[Task to carry out]
Scan the entries for "Dimension". Every line that holds it is to be copied.

** Material provided follows **

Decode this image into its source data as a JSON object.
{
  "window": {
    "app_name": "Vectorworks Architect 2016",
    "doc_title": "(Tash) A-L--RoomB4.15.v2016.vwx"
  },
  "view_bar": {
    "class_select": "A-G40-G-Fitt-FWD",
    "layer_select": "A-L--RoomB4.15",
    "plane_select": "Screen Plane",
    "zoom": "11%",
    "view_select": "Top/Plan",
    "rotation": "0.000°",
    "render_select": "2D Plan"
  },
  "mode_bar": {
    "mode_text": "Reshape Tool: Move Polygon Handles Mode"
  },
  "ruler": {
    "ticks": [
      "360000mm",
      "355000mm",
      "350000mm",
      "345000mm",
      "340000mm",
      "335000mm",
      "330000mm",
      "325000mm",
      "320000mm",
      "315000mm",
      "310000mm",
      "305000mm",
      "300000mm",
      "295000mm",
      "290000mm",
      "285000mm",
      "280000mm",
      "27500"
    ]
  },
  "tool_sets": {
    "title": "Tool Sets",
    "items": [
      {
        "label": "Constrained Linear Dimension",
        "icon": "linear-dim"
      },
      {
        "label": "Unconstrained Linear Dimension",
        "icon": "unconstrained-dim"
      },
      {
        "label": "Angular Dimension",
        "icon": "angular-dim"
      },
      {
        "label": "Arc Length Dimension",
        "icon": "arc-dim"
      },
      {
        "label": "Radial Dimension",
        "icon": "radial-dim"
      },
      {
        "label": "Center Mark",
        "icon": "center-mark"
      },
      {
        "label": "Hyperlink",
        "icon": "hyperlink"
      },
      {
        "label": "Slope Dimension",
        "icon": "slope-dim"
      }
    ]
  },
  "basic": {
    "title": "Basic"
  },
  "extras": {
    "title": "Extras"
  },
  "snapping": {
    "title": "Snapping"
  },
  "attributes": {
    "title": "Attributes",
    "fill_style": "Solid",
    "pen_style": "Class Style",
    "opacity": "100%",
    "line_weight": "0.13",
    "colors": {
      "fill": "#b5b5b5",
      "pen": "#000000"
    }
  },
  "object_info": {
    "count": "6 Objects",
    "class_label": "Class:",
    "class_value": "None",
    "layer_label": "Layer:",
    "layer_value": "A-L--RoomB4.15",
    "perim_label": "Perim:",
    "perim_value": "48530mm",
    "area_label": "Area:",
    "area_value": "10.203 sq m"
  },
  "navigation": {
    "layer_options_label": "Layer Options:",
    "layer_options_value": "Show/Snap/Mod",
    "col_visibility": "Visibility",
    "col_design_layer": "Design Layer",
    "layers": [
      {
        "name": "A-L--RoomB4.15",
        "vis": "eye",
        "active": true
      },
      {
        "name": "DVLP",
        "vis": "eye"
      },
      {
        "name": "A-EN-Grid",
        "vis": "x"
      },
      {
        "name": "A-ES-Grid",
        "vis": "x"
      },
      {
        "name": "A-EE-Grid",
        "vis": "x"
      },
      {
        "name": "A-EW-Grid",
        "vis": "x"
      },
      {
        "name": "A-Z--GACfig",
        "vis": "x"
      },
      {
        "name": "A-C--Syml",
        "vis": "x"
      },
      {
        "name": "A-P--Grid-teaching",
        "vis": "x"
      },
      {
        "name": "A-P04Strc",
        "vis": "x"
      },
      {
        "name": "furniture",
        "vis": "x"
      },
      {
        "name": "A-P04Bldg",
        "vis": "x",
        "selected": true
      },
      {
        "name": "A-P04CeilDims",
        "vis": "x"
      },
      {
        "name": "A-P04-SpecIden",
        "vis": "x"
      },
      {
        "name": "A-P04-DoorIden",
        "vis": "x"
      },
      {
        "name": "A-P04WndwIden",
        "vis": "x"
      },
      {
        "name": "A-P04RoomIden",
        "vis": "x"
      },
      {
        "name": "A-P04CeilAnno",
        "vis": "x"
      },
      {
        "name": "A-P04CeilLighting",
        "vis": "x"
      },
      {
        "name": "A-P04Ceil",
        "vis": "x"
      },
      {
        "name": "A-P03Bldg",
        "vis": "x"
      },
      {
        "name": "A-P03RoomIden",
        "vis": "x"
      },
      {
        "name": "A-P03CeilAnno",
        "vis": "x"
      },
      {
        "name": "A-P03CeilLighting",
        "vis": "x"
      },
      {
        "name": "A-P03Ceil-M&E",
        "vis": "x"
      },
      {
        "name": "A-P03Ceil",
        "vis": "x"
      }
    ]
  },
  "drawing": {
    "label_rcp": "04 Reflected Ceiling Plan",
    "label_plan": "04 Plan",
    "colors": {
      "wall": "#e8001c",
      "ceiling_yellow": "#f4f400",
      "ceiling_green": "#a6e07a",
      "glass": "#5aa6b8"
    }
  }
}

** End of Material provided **

[Answer to this task]
        "label": "Constrained Linear Dimension",
        "label": "Unconstrained Linear Dimension",
        "label": "Angular Dimension",
        "label": "Arc Length Dimension",
        "label": "Radial Dimension",
        "label": "Slope Dimension",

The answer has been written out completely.